START STORED DATA

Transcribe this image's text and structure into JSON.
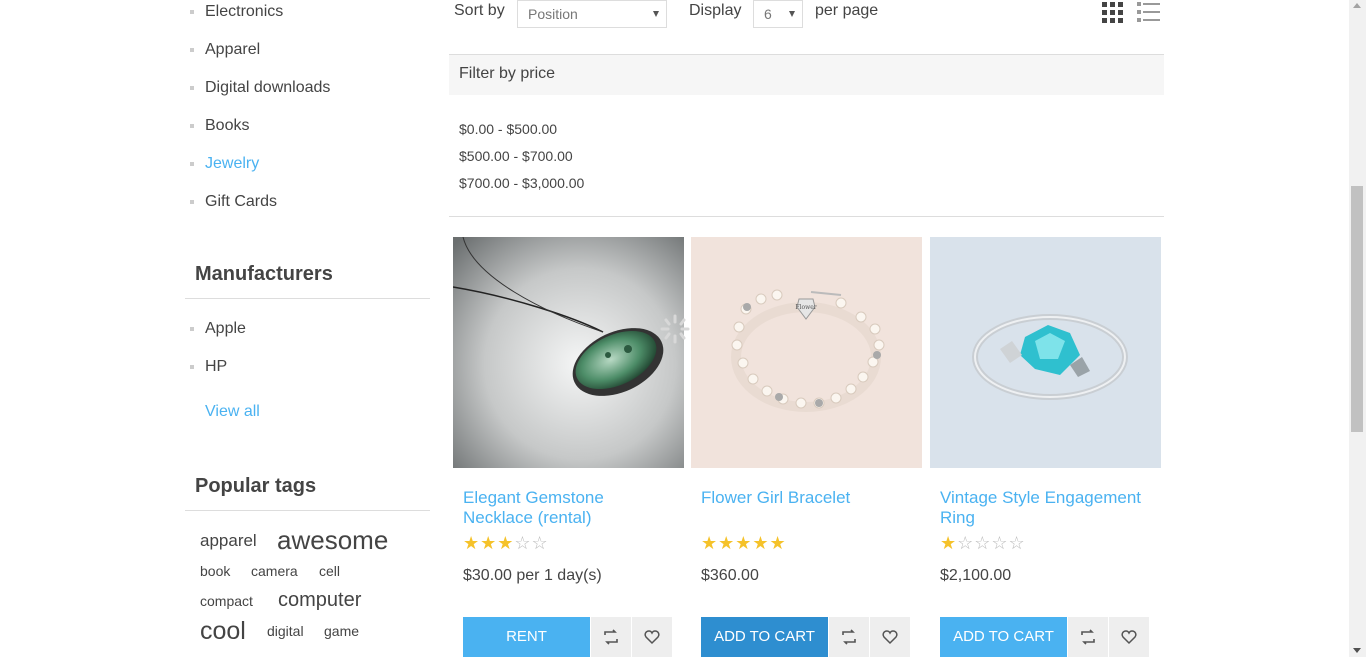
{
  "categories": [
    {
      "label": "Electronics",
      "active": false
    },
    {
      "label": "Apparel",
      "active": false
    },
    {
      "label": "Digital downloads",
      "active": false
    },
    {
      "label": "Books",
      "active": false
    },
    {
      "label": "Jewelry",
      "active": true
    },
    {
      "label": "Gift Cards",
      "active": false
    }
  ],
  "manufacturers": {
    "title": "Manufacturers",
    "items": [
      "Apple",
      "HP"
    ],
    "view_all": "View all"
  },
  "popular_tags": {
    "title": "Popular tags",
    "tags": [
      "apparel",
      "awesome",
      "book",
      "camera",
      "cell",
      "compact",
      "computer",
      "cool",
      "digital",
      "game"
    ]
  },
  "toolbar": {
    "sort_label": "Sort by",
    "sort_value": "Position",
    "display_label": "Display",
    "display_value": "6",
    "per_page_label": "per page",
    "grid_icon": "grid-view-icon",
    "list_icon": "list-view-icon"
  },
  "filter": {
    "title": "Filter by price",
    "ranges": [
      "$0.00 - $500.00",
      "$500.00 - $700.00",
      "$700.00 - $3,000.00"
    ]
  },
  "products": [
    {
      "title": "Elegant Gemstone Necklace (rental)",
      "rating": 3,
      "price": "$30.00 per 1 day(s)",
      "button": "RENT"
    },
    {
      "title": "Flower Girl Bracelet",
      "rating": 5,
      "price": "$360.00",
      "button": "ADD TO CART"
    },
    {
      "title": "Vintage Style Engagement Ring",
      "rating": 1,
      "price": "$2,100.00",
      "button": "ADD TO CART"
    }
  ],
  "colors": {
    "accent": "#4ab2f1",
    "accent_dark": "#2e8ed0",
    "star": "#f5c22a"
  }
}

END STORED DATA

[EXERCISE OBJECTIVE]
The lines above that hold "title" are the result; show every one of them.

[ANSWER TO THIS PROBLEM]
    "title": "Manufacturers",
    "title": "Popular tags",
    "title": "Filter by price",
      "title": "Elegant Gemstone Necklace (rental)",
      "title": "Flower Girl Bracelet",
      "title": "Vintage Style Engagement Ring",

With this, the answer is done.